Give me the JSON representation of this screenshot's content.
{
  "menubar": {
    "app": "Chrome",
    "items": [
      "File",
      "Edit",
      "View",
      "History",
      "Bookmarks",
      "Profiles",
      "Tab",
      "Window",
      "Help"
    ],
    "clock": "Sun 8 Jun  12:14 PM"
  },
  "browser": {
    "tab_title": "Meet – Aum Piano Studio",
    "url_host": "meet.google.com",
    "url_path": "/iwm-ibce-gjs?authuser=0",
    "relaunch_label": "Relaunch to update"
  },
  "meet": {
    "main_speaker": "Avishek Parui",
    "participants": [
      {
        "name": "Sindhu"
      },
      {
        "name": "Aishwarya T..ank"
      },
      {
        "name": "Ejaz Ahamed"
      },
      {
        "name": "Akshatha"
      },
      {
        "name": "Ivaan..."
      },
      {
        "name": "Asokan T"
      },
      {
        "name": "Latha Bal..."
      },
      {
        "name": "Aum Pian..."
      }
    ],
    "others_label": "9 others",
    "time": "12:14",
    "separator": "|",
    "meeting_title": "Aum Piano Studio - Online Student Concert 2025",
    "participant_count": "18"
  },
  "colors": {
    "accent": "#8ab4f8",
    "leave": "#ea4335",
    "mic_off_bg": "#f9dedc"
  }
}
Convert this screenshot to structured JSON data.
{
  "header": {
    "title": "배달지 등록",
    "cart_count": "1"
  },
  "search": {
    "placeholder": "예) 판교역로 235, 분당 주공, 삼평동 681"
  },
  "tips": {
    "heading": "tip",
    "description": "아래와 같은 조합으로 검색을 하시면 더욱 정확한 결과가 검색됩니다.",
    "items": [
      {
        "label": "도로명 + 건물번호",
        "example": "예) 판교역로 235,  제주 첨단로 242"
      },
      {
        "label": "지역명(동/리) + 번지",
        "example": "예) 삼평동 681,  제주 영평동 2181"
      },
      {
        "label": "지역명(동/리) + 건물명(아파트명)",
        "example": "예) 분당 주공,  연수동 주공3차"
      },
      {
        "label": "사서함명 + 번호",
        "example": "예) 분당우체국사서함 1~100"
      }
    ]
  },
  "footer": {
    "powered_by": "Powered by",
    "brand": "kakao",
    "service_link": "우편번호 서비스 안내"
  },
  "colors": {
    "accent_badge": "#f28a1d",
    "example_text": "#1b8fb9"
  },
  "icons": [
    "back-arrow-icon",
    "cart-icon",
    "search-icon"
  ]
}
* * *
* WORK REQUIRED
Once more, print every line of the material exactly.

* OUTPUT FOR THIS TASK
Give me the JSON representation of this screenshot's content.
{
  "menubar": {
    "app": "Chrome",
    "items": [
      "File",
      "Edit",
      "View",
      "History",
      "Bookmarks",
      "Profiles",
      "Tab",
      "Window",
      "Help"
    ],
    "clock": "Sun 8 Jun  12:14 PM"
  },
  "browser": {
    "tab_title": "Meet – Aum Piano Studio",
    "url_host": "meet.google.com",
    "url_path": "/iwm-ibce-gjs?authuser=0",
    "relaunch_label": "Relaunch to update"
  },
  "meet": {
    "main_speaker": "Avishek Parui",
    "participants": [
      {
        "name": "Sindhu"
      },
      {
        "name": "Aishwarya T..ank"
      },
      {
        "name": "Ejaz Ahamed"
      },
      {
        "name": "Akshatha"
      },
      {
        "name": "Ivaan..."
      },
      {
        "name": "Asokan T"
      },
      {
        "name": "Latha Bal..."
      },
      {
        "name": "Aum Pian..."
      }
    ],
    "others_label": "9 others",
    "time": "12:14",
    "separator": "|",
    "meeting_title": "Aum Piano Studio - Online Student Concert 2025",
    "participant_count": "18"
  },
  "colors": {
    "accent": "#8ab4f8",
    "leave": "#ea4335",
    "mic_off_bg": "#f9dedc"
  }
}
Convert this screenshot to structured JSON data.
{
  "header": {
    "title": "배달지 등록",
    "cart_count": "1"
  },
  "search": {
    "placeholder": "예) 판교역로 235, 분당 주공, 삼평동 681"
  },
  "tips": {
    "heading": "tip",
    "description": "아래와 같은 조합으로 검색을 하시면 더욱 정확한 결과가 검색됩니다.",
    "items": [
      {
        "label": "도로명 + 건물번호",
        "example": "예) 판교역로 235,  제주 첨단로 242"
      },
      {
        "label": "지역명(동/리) + 번지",
        "example": "예) 삼평동 681,  제주 영평동 2181"
      },
      {
        "label": "지역명(동/리) + 건물명(아파트명)",
        "example": "예) 분당 주공,  연수동 주공3차"
      },
      {
        "label": "사서함명 + 번호",
        "example": "예) 분당우체국사서함 1~100"
      }
    ]
  },
  "footer": {
    "powered_by": "Powered by",
    "brand": "kakao",
    "service_link": "우편번호 서비스 안내"
  },
  "colors": {
    "accent_badge": "#f28a1d",
    "example_text": "#1b8fb9"
  },
  "icons": [
    "back-arrow-icon",
    "cart-icon",
    "search-icon"
  ]
}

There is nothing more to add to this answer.